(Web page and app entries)
○ ○ ○ ○

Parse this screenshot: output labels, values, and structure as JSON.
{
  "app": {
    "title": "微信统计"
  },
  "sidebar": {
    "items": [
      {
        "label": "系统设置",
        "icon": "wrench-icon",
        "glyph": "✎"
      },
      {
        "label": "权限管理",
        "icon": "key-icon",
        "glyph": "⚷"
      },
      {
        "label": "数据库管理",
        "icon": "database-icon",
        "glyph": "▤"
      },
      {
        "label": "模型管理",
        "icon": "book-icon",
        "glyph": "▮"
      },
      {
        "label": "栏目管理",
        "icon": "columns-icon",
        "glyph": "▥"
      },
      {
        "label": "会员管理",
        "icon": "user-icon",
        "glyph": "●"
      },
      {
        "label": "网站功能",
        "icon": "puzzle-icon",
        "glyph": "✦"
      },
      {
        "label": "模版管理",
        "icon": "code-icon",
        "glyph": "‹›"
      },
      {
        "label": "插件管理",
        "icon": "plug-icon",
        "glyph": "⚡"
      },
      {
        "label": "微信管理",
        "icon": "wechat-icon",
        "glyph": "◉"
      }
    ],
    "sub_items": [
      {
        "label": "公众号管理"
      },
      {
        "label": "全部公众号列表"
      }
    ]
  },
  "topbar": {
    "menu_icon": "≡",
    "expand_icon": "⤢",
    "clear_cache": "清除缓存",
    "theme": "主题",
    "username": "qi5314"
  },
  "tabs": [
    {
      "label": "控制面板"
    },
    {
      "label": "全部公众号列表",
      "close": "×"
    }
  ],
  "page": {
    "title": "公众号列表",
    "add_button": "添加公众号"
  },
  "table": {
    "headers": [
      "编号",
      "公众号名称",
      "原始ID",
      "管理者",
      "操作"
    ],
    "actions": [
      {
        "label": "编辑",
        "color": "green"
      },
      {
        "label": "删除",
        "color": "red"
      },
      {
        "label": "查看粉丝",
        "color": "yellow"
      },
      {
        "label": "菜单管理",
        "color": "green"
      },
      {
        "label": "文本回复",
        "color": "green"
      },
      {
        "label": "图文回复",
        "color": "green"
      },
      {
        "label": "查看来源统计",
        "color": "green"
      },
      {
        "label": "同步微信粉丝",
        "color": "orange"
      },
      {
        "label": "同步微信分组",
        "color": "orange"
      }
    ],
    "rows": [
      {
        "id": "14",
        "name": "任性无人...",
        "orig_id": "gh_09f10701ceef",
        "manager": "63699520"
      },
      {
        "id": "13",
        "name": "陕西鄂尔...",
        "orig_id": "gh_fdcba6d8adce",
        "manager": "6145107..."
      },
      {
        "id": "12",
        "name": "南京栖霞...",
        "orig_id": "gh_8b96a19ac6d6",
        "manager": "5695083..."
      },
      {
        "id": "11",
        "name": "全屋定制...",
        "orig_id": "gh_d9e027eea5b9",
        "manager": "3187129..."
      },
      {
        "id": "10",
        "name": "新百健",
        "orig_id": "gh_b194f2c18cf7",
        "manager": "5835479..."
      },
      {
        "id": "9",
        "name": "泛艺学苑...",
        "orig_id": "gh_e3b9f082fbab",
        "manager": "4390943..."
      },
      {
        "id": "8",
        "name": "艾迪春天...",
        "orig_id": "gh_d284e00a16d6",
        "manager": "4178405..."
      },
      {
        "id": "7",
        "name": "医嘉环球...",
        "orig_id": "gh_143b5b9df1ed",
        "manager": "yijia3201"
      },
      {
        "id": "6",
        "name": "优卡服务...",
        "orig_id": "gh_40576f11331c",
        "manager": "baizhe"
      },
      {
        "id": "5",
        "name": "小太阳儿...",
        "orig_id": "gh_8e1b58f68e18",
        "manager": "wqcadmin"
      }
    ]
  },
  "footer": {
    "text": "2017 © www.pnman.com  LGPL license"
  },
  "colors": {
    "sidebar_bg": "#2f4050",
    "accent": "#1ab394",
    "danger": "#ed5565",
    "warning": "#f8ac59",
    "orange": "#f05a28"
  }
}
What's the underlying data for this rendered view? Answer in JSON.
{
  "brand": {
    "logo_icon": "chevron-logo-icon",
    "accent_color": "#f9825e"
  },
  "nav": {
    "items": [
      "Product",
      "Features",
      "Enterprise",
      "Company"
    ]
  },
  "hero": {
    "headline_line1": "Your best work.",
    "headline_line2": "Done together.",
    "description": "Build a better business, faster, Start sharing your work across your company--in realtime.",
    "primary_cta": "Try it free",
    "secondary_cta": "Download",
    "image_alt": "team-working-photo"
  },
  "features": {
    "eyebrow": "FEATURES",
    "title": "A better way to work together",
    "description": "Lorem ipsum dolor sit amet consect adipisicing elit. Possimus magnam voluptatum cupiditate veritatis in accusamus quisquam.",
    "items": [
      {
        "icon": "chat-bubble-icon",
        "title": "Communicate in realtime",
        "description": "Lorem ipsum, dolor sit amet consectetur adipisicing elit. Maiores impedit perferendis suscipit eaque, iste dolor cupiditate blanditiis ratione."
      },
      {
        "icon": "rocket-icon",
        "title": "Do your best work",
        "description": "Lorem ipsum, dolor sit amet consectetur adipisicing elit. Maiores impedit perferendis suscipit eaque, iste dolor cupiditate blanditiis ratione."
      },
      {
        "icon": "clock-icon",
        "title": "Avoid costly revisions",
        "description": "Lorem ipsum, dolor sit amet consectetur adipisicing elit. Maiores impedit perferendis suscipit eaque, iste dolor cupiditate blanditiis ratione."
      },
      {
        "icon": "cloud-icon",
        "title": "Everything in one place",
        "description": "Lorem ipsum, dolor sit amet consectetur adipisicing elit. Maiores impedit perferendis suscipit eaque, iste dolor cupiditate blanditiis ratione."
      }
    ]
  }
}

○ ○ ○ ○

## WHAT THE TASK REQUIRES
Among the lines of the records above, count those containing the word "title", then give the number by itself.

## SOLUTION TO THE EXERCISE
7